| GOAL OF THE EXERCISE |
Retype the entries below exactly, and keep every picture out of your version.

══════════════════════════════

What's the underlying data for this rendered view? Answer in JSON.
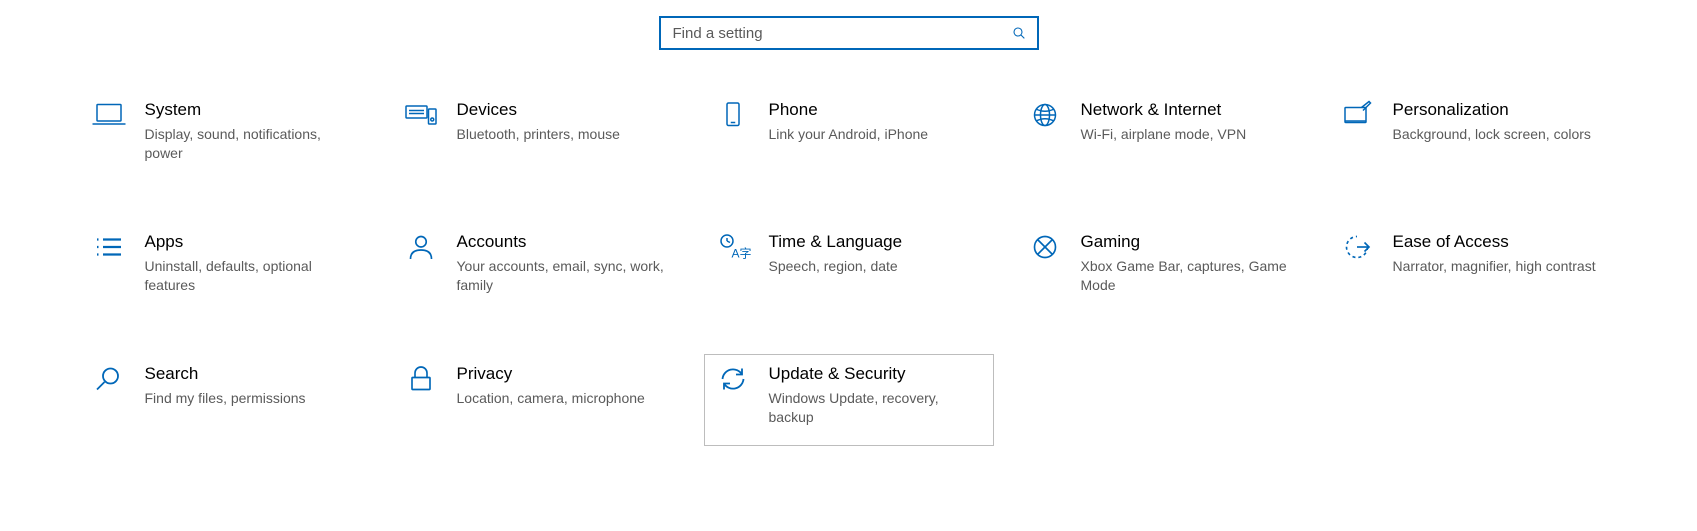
{
  "search": {
    "placeholder": "Find a setting"
  },
  "tiles": [
    {
      "id": "system",
      "title": "System",
      "desc": "Display, sound, notifications, power"
    },
    {
      "id": "devices",
      "title": "Devices",
      "desc": "Bluetooth, printers, mouse"
    },
    {
      "id": "phone",
      "title": "Phone",
      "desc": "Link your Android, iPhone"
    },
    {
      "id": "network",
      "title": "Network & Internet",
      "desc": "Wi-Fi, airplane mode, VPN"
    },
    {
      "id": "personalization",
      "title": "Personalization",
      "desc": "Background, lock screen, colors"
    },
    {
      "id": "apps",
      "title": "Apps",
      "desc": "Uninstall, defaults, optional features"
    },
    {
      "id": "accounts",
      "title": "Accounts",
      "desc": "Your accounts, email, sync, work, family"
    },
    {
      "id": "time",
      "title": "Time & Language",
      "desc": "Speech, region, date"
    },
    {
      "id": "gaming",
      "title": "Gaming",
      "desc": "Xbox Game Bar, captures, Game Mode"
    },
    {
      "id": "ease",
      "title": "Ease of Access",
      "desc": "Narrator, magnifier, high contrast"
    },
    {
      "id": "search",
      "title": "Search",
      "desc": "Find my files, permissions"
    },
    {
      "id": "privacy",
      "title": "Privacy",
      "desc": "Location, camera, microphone"
    },
    {
      "id": "update",
      "title": "Update & Security",
      "desc": "Windows Update, recovery, backup",
      "selected": true
    }
  ]
}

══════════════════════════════

| WRITTEN RESPONSE |
What's the underlying data for this rendered view? Answer in JSON.
{
  "search": {
    "placeholder": "Find a setting"
  },
  "tiles": [
    {
      "id": "system",
      "title": "System",
      "desc": "Display, sound, notifications, power"
    },
    {
      "id": "devices",
      "title": "Devices",
      "desc": "Bluetooth, printers, mouse"
    },
    {
      "id": "phone",
      "title": "Phone",
      "desc": "Link your Android, iPhone"
    },
    {
      "id": "network",
      "title": "Network & Internet",
      "desc": "Wi-Fi, airplane mode, VPN"
    },
    {
      "id": "personalization",
      "title": "Personalization",
      "desc": "Background, lock screen, colors"
    },
    {
      "id": "apps",
      "title": "Apps",
      "desc": "Uninstall, defaults, optional features"
    },
    {
      "id": "accounts",
      "title": "Accounts",
      "desc": "Your accounts, email, sync, work, family"
    },
    {
      "id": "time",
      "title": "Time & Language",
      "desc": "Speech, region, date"
    },
    {
      "id": "gaming",
      "title": "Gaming",
      "desc": "Xbox Game Bar, captures, Game Mode"
    },
    {
      "id": "ease",
      "title": "Ease of Access",
      "desc": "Narrator, magnifier, high contrast"
    },
    {
      "id": "search",
      "title": "Search",
      "desc": "Find my files, permissions"
    },
    {
      "id": "privacy",
      "title": "Privacy",
      "desc": "Location, camera, microphone"
    },
    {
      "id": "update",
      "title": "Update & Security",
      "desc": "Windows Update, recovery, backup",
      "selected": true
    }
  ]
}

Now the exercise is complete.